States that have heretofore been sitting on the fence and unwilling to commit to either Chinese or American policy on the matter could be forced to take a stand under intense diplomatic pressure. This would specifically apply to states like South Korea, the Philippines, Thailand, and Vietnam – countries that are ostensibly strong U.S. military allies or close partners, but which also fall within Beijing’s political influences due to their proximity to the middle kingdom.
5G as Proxy: What’s the End Game?
Through the 5G issue, it is likely that both superpowers will take stock of and develop a clearer picture of where each country – Asian or otherwise – stands on the broader U.S.-China geopolitical chessboard.
This will have repercussions beyond 5G, into the more strategic positioning of the two superpowers on the international stage.
There is no clear end-game for the 5G issue, as both Beijing and Washington posture for the “hearts and minds” – or telecoms networks – of states. What is obvious is that the 5G issue is no mere technical or security problem, but one that has vast implications for the U.S.-China modus vivendi from the economic and political perspectives.
After all, the stage is set for 5G to become a proxy battlefield for global technological, economic and (eventually) military supremacy – and one that peripheral countries must carefully manage to avoid becoming collateral damage in the great power rivalry that is heating up.

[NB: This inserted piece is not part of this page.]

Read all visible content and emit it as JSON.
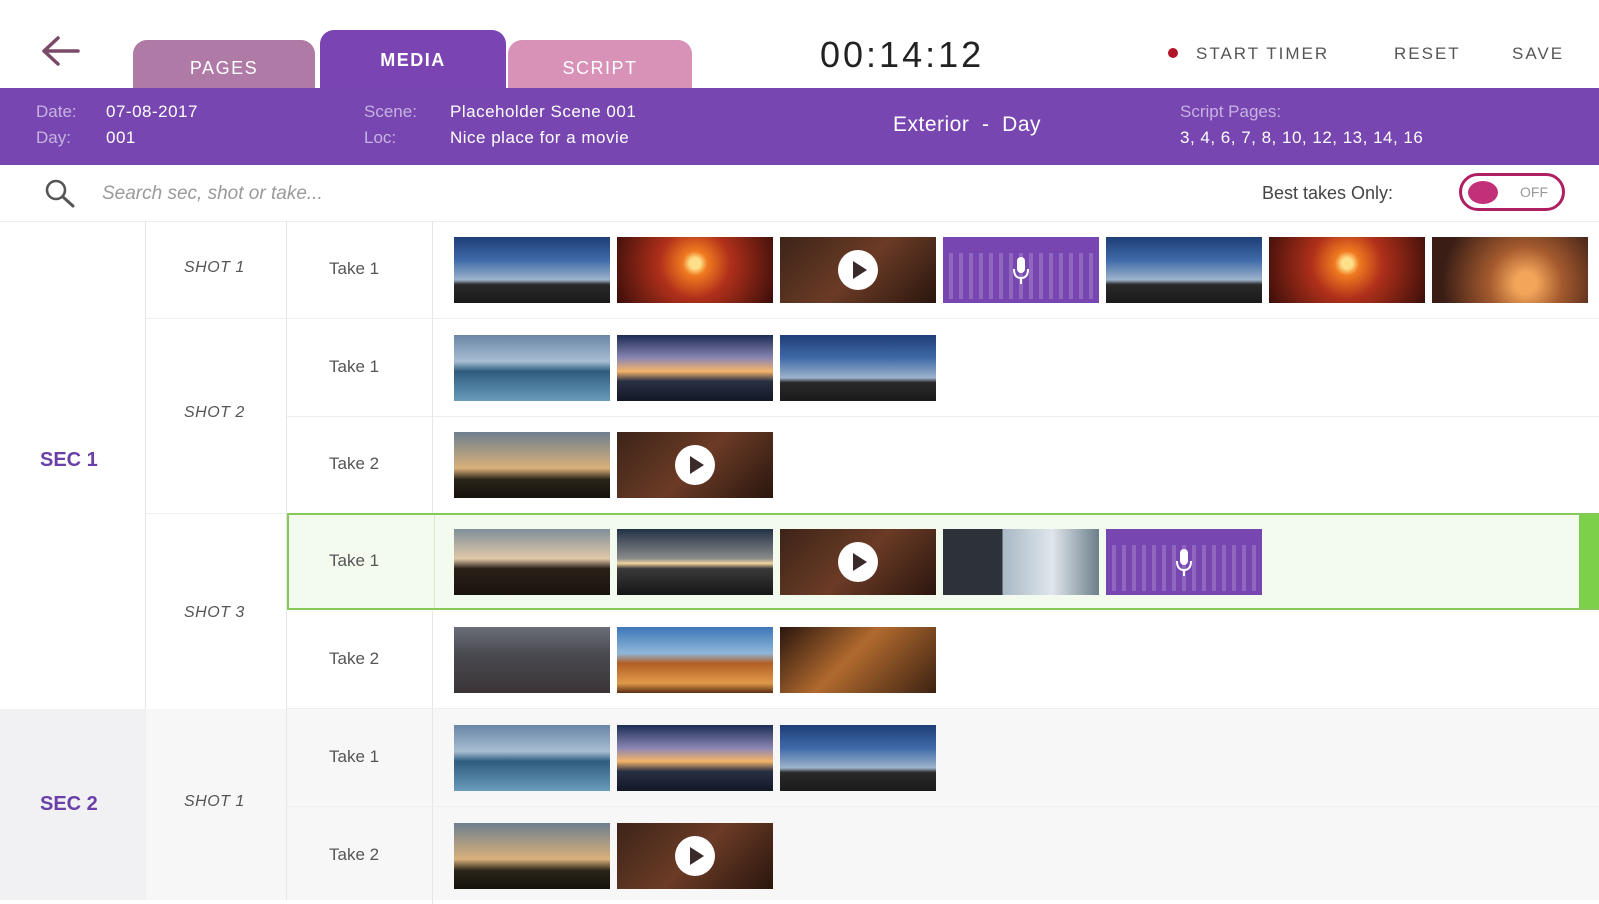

Jansen Tham is a Masters in Public Policy graduate of the Lee Kuan Yew School of Public Policy, National University of Singapore, specializing in Politics and International Affairs.